DNA came back as Lepista nuda. This record will help to add to the morphological and ecological variation that we can expect from this species.
Posted April 25, 2020
Posted April 21, 2020
Our only morel course of 2020 was held in Indianapolis, Indiana in March. Due to concerns with COVID-19, we asked elderly participants and those with underlying medical conditions to refrain from attending and we would get them certified online. A number of participants from our morel course in March chose to stay home at that time. The make-up course is slated to take place on a Zoom meeting this Saturday, April 25, 2020. Due to several requests to hold an online course, we are opening up this meeting to additional participants.
All aspects of the course will remain the same for the online format. The course will take place from 1pm to 5pm. Saturday morning (4/25/2020), you will receive a link and passcode to the Zoom meeting to the email you register with. We will begin with introductions, spend an hour on food safety, spend 1-2 hours on morels, and conclude with a test. The test will be emailed out to participants after the course is complete. By finishing and returning the test, you will have completed the requirements for the course, and we will issue the requisite recommendation to become a morel mushroom identification expert for Indiana. (If we hold the summer wild mushroom course online, the exam will be required to be taken at a testing center.)
Please email email@example.com if you have any questions.
Posted March 4, 2020
Package received. Will update once I have more info. https://www.inaturalist.org/observations/39546019
Posted February 24, 2020
I do not think so. Would you have a shot of the underside (gills and stem)?
My initial take on the latest round of images is that it would not be Chaga. I am still waiting on getting some results from the OP. I will update here once I have them.
Chaga has been reported on a variety of trees. It is just most common on birch, but can appear elsewhere.
Posted February 10, 2020
Posted February 4, 2020
There are a few possibilities that jump to mind, but I am not sure of the species off hand. If you would be interested in drying the speciemns, I would take a closer look at it. - Steve
Posted April 30, 2019

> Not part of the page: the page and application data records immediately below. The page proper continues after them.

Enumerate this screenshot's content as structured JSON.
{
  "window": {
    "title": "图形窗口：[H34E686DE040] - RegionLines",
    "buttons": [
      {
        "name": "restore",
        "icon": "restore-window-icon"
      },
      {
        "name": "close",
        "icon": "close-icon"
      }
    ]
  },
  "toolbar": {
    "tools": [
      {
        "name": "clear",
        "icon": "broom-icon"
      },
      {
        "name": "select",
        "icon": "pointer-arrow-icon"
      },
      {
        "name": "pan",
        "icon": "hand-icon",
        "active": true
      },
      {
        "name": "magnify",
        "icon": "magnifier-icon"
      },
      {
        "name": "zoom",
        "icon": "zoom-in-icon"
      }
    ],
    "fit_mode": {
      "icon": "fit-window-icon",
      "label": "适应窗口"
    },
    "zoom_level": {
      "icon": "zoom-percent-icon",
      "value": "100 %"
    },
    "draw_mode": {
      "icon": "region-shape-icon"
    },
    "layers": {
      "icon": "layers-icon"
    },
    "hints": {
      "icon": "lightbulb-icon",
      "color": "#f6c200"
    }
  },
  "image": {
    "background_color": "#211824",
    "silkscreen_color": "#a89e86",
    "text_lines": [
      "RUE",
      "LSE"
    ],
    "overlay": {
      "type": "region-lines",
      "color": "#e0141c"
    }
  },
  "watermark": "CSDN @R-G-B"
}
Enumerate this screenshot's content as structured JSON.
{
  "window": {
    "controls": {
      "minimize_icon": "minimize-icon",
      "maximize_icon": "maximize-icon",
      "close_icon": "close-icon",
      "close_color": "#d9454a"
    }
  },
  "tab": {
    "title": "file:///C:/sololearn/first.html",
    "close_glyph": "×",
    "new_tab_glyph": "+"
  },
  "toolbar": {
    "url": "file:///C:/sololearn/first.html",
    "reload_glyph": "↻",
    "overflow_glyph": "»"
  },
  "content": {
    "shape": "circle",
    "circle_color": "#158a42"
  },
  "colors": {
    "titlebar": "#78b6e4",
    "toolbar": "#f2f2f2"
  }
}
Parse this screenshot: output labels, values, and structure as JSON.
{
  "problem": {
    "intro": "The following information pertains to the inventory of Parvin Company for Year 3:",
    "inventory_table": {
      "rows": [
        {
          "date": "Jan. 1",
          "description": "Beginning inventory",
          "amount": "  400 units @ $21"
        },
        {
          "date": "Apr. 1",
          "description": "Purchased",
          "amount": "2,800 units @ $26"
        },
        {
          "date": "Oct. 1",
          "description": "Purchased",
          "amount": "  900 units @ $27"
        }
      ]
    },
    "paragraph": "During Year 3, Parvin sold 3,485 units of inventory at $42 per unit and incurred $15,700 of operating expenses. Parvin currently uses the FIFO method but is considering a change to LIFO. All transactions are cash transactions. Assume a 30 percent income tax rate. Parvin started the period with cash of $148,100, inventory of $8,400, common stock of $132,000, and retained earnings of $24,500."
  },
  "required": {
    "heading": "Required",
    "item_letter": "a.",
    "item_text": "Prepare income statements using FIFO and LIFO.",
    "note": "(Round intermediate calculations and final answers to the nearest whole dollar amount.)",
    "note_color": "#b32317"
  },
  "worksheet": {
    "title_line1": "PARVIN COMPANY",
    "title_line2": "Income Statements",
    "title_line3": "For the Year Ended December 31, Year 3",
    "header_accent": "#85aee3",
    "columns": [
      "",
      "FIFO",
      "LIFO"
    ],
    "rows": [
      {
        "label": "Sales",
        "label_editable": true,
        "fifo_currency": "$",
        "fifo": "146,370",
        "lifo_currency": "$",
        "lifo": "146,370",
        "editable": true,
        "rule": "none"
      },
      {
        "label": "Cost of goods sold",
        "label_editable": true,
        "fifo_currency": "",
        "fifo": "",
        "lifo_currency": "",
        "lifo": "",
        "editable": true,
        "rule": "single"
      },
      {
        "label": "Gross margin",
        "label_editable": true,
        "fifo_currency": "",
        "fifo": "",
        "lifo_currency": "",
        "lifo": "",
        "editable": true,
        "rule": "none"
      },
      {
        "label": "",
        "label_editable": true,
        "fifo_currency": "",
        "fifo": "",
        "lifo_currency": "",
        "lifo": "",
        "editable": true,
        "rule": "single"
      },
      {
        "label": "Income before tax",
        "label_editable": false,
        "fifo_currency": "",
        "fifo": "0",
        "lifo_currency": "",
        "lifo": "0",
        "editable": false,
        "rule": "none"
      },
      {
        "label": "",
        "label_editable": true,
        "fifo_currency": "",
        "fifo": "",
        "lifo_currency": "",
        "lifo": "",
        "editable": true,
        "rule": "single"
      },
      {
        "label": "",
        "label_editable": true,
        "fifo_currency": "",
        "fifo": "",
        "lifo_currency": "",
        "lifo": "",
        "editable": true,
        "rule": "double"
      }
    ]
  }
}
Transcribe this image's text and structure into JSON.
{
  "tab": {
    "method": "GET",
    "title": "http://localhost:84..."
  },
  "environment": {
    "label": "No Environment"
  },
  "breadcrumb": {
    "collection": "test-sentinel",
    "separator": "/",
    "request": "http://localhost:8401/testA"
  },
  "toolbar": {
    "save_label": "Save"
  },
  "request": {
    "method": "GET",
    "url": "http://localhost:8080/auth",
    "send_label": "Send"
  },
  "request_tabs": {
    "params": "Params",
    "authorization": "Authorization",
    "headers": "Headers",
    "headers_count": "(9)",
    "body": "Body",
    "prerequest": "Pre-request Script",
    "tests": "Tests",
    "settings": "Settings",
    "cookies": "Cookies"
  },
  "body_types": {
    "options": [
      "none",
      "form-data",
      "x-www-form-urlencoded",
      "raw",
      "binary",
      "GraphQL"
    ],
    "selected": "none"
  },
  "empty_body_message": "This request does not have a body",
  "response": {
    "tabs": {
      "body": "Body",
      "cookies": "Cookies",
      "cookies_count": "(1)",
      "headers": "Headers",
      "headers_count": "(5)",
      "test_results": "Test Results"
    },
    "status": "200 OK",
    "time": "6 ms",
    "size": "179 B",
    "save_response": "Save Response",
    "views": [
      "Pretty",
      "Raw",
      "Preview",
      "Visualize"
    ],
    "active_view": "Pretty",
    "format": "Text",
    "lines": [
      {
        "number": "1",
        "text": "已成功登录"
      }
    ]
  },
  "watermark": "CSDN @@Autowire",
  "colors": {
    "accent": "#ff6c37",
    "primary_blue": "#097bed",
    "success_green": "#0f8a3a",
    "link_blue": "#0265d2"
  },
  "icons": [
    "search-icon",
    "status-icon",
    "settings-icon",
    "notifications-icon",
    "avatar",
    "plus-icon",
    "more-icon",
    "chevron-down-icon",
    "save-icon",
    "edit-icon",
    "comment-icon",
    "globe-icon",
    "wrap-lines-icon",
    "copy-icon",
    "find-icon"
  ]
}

Image test. Please try to upload again and let me know if it works for you.
Posted April 27, 2019
I would also be interested in a piece of the specimen if possible...to determine the species, not edibility.
Many species in this group are known to be poisonous. Our midwestern species have never been tested for levels of potential toxins. Many people have eaten them fine for years with no ill effects, but we suggest to avoid them until there is convincing evidence they do not contain detectable levels of the toxin.